“It is part of my belief pattern to have a more morally based honest and open relationship.”

It’s about using your brain’s grey matter or as Poirot would say the little grey cells.

“If you understand how you brain produces more energy for you to do the things you want to do in the day, and what you might be doing to sabotage that, it can be fixed. We’ve already discussed the end game focus. About 40% of the brain which directs action is your grey matter, whilst 60% is considered white matter, which is all the pathways taking you to where you want to go.

“When you are starting out, the thalamus directs a lot of the traffic and, simplistically, if it is not working for you it goes down what might be called the low road to your limbic system, in other words, the emotion going on inside. If you start from a position of visualisation your outcome will always get you a better result. Then it can transfer to your frontal lobe and work out the logic for that and getting yourself there. Because one of the things people sometimes miss is that the most powerful part of your brain is being able to visualise.

“Remember though, keep your brain hydrated. Once you start draining your energy you can’t use what you have got. Your brain is 20% of your energy budget. Taking that to a business; when you think about the budget in the business would you really want to waste that 20%? I bet not. You would want to find a way of making a good return on that 20%, so use your brain effectively.

I start to think about the issues in today’s business world that keep popping up.

According to Ms Saxton, statistically based on our data it is “anxiousness”. In layman’s terms “awfulizing”, thinking about what could go wrong, what might go wrong, what may go wrong. An example could be Brexit.

“Secondly, it is defensiveness. People think about who might be out to get at them. Who have they got to watch? We work in competitive environments so they think ‘what can I do to protect myself?’

“If you have these two - 'awfulizing' and defensiveness combining - it can become dangerous as the patterns will inhibit business growth. Because of suspicions, when people think the worst, it’s not good for energy or optimism about the future and the behaviour becomes contagious.

“See yourself as the people are seeing you and how that looks to the rest of the world and stay with that constantly.

“My business is about mental health and how to be resilient. You can take care of your mental health and enable yourself to bounce back whatever the challenge, using your 20% budget your mental budget effectively. You get so much more out of it for you and everybody around you."

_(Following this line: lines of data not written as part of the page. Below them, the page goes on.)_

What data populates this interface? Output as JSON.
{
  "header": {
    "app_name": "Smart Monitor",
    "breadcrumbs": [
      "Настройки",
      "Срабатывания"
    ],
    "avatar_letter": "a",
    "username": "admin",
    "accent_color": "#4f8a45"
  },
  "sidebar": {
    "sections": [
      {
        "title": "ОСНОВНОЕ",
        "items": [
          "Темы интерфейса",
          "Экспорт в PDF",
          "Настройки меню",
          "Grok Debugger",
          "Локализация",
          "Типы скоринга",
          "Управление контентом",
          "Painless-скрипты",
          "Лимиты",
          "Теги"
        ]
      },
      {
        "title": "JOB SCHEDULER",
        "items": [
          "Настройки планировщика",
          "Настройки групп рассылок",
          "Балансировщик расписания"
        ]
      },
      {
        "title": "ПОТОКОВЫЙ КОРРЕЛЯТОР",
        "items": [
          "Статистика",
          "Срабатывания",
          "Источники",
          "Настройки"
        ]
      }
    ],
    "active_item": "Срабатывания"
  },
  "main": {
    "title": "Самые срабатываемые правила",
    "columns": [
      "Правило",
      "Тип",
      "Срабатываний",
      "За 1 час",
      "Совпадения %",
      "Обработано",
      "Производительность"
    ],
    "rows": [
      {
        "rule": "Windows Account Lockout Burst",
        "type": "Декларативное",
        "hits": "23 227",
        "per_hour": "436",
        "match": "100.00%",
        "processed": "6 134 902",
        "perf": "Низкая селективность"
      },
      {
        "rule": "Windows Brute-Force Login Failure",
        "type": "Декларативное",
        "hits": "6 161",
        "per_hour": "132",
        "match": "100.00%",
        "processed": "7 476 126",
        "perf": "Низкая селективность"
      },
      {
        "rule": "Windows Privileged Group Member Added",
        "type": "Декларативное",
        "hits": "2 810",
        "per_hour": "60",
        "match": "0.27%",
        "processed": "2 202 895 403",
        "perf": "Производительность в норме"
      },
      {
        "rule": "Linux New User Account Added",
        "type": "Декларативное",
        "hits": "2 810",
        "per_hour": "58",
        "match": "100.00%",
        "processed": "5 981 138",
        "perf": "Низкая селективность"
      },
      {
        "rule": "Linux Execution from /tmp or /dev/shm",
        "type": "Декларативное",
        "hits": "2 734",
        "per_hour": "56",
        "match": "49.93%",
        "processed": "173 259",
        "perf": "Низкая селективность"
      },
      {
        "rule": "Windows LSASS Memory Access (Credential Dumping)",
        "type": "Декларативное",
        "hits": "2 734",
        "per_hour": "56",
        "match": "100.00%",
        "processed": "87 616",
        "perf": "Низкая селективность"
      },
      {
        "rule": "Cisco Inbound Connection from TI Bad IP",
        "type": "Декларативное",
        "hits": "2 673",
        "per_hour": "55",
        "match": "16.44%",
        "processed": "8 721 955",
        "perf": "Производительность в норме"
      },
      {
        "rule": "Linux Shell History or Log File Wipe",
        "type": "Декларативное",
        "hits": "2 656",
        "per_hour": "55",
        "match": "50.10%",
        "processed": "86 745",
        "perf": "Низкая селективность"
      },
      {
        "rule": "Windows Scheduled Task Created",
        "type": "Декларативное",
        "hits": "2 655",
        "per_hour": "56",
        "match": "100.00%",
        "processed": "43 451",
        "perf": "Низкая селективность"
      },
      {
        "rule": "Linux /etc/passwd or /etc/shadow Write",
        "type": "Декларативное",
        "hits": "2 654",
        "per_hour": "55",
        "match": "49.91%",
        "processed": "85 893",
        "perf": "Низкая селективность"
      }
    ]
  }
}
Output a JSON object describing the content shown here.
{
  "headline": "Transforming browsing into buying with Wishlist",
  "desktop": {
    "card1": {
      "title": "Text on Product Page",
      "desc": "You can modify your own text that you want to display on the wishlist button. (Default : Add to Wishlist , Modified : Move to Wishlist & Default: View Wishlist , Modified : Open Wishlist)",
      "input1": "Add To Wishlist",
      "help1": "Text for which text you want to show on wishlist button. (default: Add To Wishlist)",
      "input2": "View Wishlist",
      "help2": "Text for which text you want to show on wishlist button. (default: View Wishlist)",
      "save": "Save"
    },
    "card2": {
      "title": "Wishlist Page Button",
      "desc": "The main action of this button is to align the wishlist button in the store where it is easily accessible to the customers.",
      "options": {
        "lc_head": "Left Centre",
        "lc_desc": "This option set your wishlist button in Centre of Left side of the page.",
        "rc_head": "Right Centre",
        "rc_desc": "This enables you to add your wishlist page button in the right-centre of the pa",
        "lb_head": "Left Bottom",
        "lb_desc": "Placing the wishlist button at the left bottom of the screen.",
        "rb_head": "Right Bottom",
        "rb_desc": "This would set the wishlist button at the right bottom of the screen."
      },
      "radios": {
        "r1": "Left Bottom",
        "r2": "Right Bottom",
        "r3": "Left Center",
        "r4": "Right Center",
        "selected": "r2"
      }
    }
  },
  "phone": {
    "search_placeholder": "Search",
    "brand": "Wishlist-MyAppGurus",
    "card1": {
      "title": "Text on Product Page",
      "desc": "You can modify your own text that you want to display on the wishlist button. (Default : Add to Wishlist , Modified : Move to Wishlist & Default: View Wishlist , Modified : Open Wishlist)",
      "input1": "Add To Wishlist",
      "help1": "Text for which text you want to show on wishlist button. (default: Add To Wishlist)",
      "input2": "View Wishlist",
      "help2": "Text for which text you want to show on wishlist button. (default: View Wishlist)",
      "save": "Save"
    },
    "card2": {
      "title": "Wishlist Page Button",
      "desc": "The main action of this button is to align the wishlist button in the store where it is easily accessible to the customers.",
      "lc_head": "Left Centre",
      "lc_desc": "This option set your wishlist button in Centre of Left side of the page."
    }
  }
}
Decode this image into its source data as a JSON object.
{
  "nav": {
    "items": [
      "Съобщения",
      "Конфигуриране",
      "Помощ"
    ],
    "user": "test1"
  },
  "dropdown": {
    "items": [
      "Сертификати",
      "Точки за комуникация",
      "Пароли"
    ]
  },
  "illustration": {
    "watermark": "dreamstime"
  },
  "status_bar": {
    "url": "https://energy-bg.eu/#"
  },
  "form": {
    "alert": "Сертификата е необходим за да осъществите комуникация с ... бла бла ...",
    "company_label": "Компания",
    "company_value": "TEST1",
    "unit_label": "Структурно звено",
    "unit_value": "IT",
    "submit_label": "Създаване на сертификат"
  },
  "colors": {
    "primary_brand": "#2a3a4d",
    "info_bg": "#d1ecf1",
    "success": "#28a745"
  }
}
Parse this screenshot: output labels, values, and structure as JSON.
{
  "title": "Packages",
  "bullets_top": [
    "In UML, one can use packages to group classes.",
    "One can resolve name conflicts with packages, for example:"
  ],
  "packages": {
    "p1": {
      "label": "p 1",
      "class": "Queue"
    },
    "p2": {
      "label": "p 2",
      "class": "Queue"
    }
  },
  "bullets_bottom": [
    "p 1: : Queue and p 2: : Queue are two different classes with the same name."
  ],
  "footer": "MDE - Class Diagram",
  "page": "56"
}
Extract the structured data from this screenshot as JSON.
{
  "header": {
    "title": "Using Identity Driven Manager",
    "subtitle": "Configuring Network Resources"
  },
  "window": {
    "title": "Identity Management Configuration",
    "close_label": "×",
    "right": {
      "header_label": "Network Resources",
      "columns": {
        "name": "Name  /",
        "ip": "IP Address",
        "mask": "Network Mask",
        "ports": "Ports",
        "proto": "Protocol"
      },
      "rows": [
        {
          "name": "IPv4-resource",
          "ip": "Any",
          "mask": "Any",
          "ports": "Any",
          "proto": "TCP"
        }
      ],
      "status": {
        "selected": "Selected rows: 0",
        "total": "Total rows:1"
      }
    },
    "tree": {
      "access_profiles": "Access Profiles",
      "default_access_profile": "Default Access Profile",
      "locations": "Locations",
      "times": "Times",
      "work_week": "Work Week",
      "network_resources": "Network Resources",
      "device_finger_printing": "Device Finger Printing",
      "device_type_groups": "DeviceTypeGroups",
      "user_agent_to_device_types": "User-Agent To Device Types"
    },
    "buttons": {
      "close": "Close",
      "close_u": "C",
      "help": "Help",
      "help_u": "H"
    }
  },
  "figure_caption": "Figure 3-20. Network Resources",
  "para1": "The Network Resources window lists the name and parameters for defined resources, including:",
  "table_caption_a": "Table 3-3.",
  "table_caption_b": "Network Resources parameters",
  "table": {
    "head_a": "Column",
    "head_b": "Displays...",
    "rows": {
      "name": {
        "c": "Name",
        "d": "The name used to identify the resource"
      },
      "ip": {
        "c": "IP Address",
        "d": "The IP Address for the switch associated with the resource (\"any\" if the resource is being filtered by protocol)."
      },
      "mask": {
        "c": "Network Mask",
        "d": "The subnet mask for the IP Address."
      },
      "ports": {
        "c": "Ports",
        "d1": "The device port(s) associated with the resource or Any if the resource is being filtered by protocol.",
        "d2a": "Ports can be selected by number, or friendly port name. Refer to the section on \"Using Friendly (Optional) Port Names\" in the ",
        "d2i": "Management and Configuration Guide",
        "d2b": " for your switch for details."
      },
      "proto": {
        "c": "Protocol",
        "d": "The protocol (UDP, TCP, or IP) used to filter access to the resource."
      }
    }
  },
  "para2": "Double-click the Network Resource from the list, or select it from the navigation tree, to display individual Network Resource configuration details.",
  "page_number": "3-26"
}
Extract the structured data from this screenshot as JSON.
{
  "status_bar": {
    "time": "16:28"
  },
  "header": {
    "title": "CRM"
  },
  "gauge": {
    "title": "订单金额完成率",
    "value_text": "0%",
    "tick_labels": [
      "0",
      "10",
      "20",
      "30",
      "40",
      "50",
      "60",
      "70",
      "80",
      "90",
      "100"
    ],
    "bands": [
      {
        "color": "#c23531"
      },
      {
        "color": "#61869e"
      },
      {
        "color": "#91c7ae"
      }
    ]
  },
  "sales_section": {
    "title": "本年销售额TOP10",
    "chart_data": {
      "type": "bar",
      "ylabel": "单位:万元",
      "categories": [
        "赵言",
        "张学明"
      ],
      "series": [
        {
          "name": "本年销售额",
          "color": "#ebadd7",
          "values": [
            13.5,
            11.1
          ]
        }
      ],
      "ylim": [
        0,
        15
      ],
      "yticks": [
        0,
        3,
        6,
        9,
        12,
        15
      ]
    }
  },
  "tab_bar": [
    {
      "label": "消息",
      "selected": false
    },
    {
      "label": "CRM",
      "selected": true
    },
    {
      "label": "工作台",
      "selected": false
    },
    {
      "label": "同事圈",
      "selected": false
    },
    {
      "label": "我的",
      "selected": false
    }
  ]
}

“Mental efficiency for your life means you can achieve far more. It’s about getting the right balance of energy and using your 20% budget in a way that benefits all, not just your business but yourself and dependents.

“Why not have better mental health, live longer and help your business grow quicker. With all this and the positive unintended consequence, your family will be chuffed, it is a win-win all round.

All it leaves me to do now is test it out on the Coast to Coast cycle ride.

Helpful Tips
Always be outcome focused
Have a vision what think about does that look like when you have got to your destination? What would that have looked and sounded like use your ’ed’ words?
Check your physiology keep your chin up you keep in outcome focused part of the brain when you have it down you go in to emotion
Check the most important component of physiology breathing. If your breathing is hit and miss, you sabotage the oxygen getting to your brain.. enable it to travel to your brain.


The mind automatically when you are inside yourself, deletes, distorts and generalises what it is experiencing. As an example, if you are running an anxious pattern, when someone says this is going to happen and you think it will be OK, it will distort it, so you can’t trust them. If you see it from the outside, it might be case of, wait a minute it might be worth listening to that person because there might be something in what they are saying so I am not going to let my own stuff get in the way. So see it from the outside and search for the facts rather than actually distort and generalise.











*It worked - I completed the Coast to Coast on the hottest day of the year.